Brian Harris, AIA, LEED AP, TCA Architecture Planning:

Each project brings new circumstances which shape and define the challenges and opportunities both the client and design team must address; however, in the current market, I would have to say the biggest challenge is funding because without that it is difficult to get much project momentum.

Lisa Quarls, AIA, Sizeler Thompson Brown Architects:

For design, it was trying to make a building able to withstand all of the natural forces that we deal with in (New Orleans): high winds, flooding, storm surge, tornados, termites, mold, etc. With the fact that Hurricane Katrina wiped out most of the buildings in this area, we wanted to make sure that this community would not have to go through that again. But since it is a fire station and the apparatus bay cannot be raised up 14 feet above the street, we made sure that the products that were used were as flood proof and durable as possible.

Donald Miller, Harrison Leifer DiMarco Public Relations:

From a PR standpoint, I've found that simpler, more functional designs seem to work best in terms of public approval. While a community may love their volunteers, they don't want to see money spent on overly lavish facilities funded by tax dollars. There needs to be a very compelling reason why a new firehouse is needed. An example would be many of the houses built on Long Island date back several decades, when apparatus was much smaller. One department I worked with had to take a deck gun off the top of one of its pumpers to clear the bay doors. Strict NFPA, OSHA (Occupational Health and Safety Administration) and other regulatory requirements make the need for today's firehouses to be larger too.

How important is it to involve firefighters in the design process?

Mark D. Shoemaker, AIA, LEED AP, CR architecture + design:

It is absolutely critical to involve firefighters. Not only do they provide valuable insight into the day-to-day operations of their own department, but they can provide critical support for the project as it moves through the approval process. If you do not have the support of the firefighters the station will support, it may be difficult to gain the support of the final decision makers — whether they be elected officials or the voters who have to give final approval for a tax levy or town vote. It is our belief that the firefighters are ultimately the client we are serving and if they are taken out of the process, and all the decision making is at a political level, the project may be doomed for failure.

Captain Jeff Tokar, Garland, TX, Fire Department:

We believe that since the firefighters live and work in the stations, they should have significant input to the design as long as it stays in line with the budget. Since most of our stations are the same blueprint, before we would build a new station I would query the firefighters living and working at the last stations built to seek their recommended changes.

Kirk Van Cleave, AIA, RRM Design Group:

Firefighters are just a great bunch of folks to work with — they are enthusiastic, outspoken, opinionated and appreciative: There is nothing more rewarding than having a client who appreciates the value an architect brings to a project.
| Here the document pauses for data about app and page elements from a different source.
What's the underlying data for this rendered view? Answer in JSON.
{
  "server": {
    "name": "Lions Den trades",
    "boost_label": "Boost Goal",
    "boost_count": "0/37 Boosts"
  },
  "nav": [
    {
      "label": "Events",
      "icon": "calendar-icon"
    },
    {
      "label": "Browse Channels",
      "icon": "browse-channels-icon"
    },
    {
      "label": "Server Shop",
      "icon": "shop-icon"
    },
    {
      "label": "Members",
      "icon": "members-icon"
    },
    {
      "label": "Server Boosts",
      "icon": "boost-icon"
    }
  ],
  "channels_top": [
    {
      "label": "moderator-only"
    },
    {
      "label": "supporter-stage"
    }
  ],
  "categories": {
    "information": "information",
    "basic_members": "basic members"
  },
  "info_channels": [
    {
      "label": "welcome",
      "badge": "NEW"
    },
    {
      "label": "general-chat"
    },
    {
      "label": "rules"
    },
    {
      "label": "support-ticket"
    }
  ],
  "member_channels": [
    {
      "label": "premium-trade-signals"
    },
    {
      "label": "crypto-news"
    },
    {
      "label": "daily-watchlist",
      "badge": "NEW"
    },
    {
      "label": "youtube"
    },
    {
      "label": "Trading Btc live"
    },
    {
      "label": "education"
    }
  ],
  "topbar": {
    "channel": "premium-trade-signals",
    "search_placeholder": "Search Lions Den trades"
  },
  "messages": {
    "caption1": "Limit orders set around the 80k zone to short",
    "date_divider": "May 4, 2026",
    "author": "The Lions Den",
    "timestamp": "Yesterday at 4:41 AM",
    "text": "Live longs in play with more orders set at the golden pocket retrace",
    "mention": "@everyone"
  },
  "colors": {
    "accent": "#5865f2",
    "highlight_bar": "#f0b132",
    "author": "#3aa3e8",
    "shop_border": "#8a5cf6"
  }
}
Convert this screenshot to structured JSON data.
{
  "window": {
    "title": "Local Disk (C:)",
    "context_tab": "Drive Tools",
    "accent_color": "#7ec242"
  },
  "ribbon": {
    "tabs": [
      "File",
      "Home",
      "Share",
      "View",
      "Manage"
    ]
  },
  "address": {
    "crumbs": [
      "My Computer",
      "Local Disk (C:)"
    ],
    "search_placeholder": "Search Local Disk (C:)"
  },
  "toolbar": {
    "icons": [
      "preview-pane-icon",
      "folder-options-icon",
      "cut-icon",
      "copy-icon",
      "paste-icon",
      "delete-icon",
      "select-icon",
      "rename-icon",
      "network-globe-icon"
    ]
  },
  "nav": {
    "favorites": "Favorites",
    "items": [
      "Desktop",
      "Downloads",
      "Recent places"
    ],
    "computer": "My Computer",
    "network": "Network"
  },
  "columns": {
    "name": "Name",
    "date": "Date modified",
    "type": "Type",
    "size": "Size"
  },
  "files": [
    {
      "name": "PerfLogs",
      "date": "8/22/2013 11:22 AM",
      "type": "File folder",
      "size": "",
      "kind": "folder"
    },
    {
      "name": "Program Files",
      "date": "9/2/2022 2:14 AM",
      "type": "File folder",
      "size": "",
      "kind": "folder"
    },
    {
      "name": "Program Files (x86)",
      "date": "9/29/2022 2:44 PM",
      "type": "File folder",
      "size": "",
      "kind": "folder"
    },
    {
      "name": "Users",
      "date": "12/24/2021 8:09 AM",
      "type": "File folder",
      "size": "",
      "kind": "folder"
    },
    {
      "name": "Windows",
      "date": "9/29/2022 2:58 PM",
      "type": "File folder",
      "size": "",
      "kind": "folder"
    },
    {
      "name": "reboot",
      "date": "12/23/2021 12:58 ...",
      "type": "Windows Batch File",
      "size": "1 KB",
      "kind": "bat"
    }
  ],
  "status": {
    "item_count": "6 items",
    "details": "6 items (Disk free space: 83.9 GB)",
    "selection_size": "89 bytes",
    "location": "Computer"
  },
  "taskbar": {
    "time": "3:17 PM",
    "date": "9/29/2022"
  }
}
Donald Miller, Harrison Leifer DiMarco Public Relations:

Firefighters are critical elements. From a design standpoint, they are the ones who use it every day and their input is vital in creating a design that is not only functional, but also helps ensure safe maneuvering when responding to an emergency. Similar to building or renovating your family home, you know best what your needs, now and hopefully in the future. In a public relations campaign, they are vital because they are so much a part of local communities and have a wide sphere of influence among neighbors, co-workers, friends and relatives.

What "green building" design elements have you used in your projects — and why?

Assistant Chief Susan Rosenthal, Seattle Fire Department: